Provided material START

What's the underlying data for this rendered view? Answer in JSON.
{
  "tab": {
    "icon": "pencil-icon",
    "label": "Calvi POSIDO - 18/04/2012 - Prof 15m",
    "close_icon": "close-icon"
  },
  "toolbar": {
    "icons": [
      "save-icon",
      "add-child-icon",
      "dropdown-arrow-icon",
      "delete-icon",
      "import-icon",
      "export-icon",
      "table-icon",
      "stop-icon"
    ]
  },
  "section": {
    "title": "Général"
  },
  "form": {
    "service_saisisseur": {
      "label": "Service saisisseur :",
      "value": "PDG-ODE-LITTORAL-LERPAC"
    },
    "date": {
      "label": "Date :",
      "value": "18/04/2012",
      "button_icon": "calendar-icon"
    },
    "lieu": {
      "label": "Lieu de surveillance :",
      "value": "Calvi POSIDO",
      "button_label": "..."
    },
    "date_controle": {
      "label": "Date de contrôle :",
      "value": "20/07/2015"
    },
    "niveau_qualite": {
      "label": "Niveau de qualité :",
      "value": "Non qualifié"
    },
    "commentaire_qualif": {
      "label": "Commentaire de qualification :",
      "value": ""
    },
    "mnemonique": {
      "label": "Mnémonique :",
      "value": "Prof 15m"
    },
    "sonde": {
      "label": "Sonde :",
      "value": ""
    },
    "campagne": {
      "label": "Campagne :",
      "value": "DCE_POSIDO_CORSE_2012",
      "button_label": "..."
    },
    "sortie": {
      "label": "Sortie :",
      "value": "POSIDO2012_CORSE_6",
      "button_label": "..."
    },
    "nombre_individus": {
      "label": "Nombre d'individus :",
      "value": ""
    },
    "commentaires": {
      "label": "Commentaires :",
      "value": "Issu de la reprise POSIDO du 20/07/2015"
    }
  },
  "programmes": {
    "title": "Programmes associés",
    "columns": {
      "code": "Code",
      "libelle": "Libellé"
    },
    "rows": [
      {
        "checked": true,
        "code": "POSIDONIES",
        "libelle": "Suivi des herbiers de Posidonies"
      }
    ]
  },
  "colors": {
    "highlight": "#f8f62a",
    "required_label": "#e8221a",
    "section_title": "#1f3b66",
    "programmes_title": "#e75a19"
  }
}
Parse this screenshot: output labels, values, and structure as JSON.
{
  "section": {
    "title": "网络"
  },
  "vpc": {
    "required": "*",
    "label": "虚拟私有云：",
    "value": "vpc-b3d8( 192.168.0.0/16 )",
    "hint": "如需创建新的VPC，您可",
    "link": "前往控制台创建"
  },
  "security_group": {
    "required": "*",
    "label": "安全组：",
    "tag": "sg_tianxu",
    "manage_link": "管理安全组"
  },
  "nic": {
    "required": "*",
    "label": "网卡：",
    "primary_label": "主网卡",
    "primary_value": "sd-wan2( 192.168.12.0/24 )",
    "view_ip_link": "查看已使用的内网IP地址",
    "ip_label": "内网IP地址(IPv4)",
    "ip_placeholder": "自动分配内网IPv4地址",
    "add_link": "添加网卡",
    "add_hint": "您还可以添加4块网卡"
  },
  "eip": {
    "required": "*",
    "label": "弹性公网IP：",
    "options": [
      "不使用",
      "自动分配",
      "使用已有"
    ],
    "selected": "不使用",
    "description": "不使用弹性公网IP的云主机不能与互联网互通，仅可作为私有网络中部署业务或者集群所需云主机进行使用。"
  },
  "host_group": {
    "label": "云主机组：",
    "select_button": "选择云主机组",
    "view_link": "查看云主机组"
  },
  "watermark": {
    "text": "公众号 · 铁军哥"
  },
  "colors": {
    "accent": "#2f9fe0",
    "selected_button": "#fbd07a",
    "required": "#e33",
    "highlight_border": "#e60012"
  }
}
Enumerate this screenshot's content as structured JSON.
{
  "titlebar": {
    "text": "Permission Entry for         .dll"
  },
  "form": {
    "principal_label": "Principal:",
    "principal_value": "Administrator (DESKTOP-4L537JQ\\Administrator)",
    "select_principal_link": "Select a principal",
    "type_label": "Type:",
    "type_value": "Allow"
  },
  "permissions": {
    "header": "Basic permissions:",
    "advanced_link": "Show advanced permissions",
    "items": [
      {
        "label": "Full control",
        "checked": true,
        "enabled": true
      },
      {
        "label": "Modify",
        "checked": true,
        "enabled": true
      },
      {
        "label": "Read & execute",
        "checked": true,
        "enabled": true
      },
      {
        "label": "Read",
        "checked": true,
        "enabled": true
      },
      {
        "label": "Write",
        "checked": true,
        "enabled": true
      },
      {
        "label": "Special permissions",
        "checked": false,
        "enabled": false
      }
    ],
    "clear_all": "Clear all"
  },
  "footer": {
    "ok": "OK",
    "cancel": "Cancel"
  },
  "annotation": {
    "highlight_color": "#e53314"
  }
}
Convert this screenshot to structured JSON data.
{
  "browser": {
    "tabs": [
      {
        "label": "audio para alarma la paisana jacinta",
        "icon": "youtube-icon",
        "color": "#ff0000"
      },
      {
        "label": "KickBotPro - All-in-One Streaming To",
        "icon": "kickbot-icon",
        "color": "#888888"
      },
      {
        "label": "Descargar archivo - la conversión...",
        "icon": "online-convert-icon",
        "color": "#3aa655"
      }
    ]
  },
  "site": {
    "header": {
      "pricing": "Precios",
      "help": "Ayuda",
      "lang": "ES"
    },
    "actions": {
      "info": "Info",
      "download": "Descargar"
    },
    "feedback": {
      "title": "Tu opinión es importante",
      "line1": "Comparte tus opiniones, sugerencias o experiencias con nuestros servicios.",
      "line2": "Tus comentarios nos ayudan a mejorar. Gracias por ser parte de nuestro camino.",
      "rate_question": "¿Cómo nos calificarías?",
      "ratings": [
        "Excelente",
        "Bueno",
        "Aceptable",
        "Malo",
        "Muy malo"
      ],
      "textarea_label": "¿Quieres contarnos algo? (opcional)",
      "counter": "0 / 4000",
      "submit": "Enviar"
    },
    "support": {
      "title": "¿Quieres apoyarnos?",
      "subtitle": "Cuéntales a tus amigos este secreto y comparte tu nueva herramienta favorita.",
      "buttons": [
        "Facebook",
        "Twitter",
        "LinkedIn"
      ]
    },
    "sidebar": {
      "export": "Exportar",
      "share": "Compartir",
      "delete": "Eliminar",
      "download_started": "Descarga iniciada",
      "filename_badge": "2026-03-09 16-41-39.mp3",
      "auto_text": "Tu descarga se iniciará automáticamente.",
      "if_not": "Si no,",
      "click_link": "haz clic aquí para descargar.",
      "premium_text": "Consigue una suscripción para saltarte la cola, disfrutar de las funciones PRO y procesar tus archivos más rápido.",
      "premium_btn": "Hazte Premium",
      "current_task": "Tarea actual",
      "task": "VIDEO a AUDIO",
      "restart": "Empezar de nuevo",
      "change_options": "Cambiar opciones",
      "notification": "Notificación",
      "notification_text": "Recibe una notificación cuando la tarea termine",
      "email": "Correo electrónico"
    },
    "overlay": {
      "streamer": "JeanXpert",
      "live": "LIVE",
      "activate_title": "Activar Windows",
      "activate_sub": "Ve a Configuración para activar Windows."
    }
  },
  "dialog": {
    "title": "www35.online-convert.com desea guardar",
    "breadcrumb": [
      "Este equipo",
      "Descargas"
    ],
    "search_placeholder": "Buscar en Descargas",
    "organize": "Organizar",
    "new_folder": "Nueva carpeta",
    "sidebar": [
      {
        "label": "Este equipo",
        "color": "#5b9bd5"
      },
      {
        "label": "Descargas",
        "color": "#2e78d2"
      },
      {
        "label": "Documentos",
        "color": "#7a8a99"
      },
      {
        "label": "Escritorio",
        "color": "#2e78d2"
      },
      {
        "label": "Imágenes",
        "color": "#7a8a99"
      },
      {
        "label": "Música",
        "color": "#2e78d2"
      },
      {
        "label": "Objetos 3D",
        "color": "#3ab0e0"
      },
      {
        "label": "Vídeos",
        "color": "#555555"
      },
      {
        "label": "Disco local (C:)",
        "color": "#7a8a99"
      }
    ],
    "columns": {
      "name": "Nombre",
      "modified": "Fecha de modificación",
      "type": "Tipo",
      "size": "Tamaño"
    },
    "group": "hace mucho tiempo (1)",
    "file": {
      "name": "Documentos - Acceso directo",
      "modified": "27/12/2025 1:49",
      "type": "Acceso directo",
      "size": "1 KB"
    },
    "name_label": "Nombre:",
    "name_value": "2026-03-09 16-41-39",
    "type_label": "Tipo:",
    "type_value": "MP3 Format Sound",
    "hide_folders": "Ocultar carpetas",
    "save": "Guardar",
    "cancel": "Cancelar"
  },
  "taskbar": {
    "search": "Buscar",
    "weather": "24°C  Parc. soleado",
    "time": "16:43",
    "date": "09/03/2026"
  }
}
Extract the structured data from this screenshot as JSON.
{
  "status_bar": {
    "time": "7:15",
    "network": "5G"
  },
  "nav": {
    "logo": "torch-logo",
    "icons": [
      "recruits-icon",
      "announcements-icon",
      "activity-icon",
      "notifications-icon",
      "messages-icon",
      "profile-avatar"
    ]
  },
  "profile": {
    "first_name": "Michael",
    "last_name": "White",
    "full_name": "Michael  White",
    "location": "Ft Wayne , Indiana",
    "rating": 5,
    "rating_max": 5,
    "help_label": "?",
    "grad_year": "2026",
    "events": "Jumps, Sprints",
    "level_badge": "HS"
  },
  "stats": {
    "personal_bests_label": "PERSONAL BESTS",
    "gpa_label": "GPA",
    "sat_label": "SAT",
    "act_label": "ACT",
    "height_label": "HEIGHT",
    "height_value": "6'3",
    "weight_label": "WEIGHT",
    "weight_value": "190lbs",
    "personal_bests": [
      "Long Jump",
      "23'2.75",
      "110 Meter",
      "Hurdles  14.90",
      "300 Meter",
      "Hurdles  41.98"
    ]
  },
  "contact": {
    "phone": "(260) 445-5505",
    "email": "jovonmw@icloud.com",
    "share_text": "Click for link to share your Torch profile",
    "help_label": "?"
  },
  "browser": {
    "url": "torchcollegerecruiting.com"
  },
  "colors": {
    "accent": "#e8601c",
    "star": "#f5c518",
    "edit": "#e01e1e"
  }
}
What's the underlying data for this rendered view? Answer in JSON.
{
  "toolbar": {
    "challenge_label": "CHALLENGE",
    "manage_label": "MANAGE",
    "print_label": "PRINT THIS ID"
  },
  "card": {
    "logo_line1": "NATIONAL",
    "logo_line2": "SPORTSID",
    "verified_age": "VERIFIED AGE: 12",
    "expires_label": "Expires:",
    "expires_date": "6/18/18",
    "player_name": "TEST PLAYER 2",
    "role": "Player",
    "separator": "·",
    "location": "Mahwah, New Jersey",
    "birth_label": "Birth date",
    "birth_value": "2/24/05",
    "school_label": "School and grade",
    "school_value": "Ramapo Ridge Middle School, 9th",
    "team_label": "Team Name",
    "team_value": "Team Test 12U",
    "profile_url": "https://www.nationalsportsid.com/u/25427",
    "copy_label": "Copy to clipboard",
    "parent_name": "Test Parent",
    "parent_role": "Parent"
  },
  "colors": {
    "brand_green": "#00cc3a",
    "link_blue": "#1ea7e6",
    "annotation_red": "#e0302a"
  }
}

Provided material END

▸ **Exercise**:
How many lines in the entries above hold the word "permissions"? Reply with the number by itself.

▸ **Exercise response**:
4